At the start of this year, South Sudan’s government lost 98% of its income when, after a transit fee dispute with Sudan, it stopped all oil-production. Reuters estimate that this figure could indicate that the revenue from one in every three barrels of oil South Sudan has exported since 2005 has been stolen.

Kiir’s letter requested the 75 addressees to account for the large sums of money they allegedly misappropriated and either deposited it in foreign bank account or invested in properties.

“We fought for freedom, justice and equality. Many of our friends died to achieve these objectives. Yet, once we got to power, we forgot what we fought for and began to enrich ourselves at the expense of our people,” the letter read.

“The credibility of our government is on the line.”

Another letter from the presidency, a copy of which Sudan Tribune has obtained, also outlined a series of anti-corruption measures reportedly instituted in place through South Sudan Anti-Corruption Corruption (SSAC), all aimed at fighting corruption.

Civil society group the Community Empowerment for Progress Organization (CEPO), in statement issued Monday applauded the decision taken by the South Sudan leader, describing it a true political will in the fight against corruption which has for long deprived the masses of basic social services.

“A true fight of corruption must be realized because misappropriation of public funds is an enemy of development and the cause of human suffering,” CEPO’s statement partly stated.

South Sudan is one of the poorest countries in the world, illustrated by its poor health and education statistics. Less than three in ten South Sudanese have basic literacy and maternal mortality is among the world’s highest. Outside the capital there are hardly any paved roads.

SSAC recently announced it recovered about $60m of funds allegedly misappropriated by several unidentified officials.

More than 5,000 declarations of asset forms have since been issued out to various individuals in government as part of efforts by the anti-corruption body to fight graft, which threatens to destroy the nation less than a year since its independence.
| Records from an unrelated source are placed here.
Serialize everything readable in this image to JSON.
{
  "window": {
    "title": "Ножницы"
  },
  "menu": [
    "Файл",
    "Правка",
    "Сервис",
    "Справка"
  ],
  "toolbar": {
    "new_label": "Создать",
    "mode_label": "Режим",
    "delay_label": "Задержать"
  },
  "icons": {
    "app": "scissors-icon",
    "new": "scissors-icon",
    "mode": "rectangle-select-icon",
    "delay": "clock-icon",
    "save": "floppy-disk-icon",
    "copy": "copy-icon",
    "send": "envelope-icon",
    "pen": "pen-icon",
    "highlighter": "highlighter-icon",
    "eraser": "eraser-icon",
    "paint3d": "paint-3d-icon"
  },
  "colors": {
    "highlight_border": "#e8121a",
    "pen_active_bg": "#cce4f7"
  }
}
So far, 1,600 forms have been returned and are being reviewed.

President Kiir has also written to eight foreign governments in Africa, Europe, the Middle East and the United States seeking their assistance in recovering all funds believed to have been misappropriated by former and current officials.

He also pledged amnesty to officials who will comply with the letter by depositing the stolen funds in a Kenya-based account, reportedly opened specifically for the purpose of recovering the said $4bn.

“I am writing to encourage you to return these stolen funds (partial or full),” Kiir said in his letter.

“If fund are returned, the Government of the Republic of South Sudan will grant amnesty and will keep your name confidential. I and only one other official will have access to this information,” he added.

Last year, a report released by the country’s Auditor General’s, showed over $1bn also remained unaccounted for between 2005-06, in transfers of oil revenues from the Government of National Unity – the power and wealth sharing partnership in Khartoum created by 2005 peace deal – to the autonomous Government of South Sudan (GoSS) in Juba.

Kiir has often pledged to empower South Sudan Anti-Corruption Commission (SSACC) as part of its policy on zero tolerance for corruption but as a US departmental report released last week reiterated, the body lacks power to prosecute those implicated in corruption.

South Sudan’s Information Minister Barnaba Marial Benjamin told Reuters that over half of the estimated $4 billion was from the infamous grain scandal, where large orders of sorghum were ordered but never delivered or distributed.

Hundreds of grain stores, to be used in emergencies, were also paid for but not built. Currently around half of South Sudan’s 8.6 million population is food insecure, with 1 million facing at risk of facing severe hunger, according to the UN.

“It is a colossal sum,” Marial said.